(Stored records)
= = = = =

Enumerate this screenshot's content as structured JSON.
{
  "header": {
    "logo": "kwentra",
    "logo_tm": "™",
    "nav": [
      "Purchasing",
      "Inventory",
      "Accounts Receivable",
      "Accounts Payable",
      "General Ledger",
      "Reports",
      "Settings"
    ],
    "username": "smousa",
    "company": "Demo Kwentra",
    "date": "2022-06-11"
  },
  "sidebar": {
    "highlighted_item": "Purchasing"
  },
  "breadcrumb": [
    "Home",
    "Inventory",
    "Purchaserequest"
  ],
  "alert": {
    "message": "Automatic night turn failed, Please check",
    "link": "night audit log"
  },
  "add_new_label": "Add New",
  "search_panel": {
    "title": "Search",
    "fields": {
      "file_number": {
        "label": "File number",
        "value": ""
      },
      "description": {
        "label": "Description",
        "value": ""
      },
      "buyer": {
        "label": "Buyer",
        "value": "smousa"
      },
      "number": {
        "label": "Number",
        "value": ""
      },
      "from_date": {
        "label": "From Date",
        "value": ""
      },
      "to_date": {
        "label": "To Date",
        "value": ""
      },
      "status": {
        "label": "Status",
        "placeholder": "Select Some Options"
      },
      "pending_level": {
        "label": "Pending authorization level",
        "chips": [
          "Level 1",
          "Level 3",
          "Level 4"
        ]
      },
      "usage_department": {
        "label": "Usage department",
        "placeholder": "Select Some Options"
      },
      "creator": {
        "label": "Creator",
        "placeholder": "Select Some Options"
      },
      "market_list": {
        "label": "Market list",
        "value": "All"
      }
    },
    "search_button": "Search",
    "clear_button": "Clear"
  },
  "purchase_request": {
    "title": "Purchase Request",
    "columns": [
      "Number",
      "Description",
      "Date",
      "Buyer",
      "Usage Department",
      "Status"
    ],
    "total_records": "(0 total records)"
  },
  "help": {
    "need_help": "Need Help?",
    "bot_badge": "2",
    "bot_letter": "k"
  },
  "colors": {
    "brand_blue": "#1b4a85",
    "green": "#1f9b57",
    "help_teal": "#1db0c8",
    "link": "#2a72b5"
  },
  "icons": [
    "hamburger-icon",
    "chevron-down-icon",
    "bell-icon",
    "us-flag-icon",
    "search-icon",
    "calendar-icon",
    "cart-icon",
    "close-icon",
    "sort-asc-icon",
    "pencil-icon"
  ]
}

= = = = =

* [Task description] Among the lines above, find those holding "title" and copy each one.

* [Task result]
    "title": "Search",
    "title": "Purchase Request",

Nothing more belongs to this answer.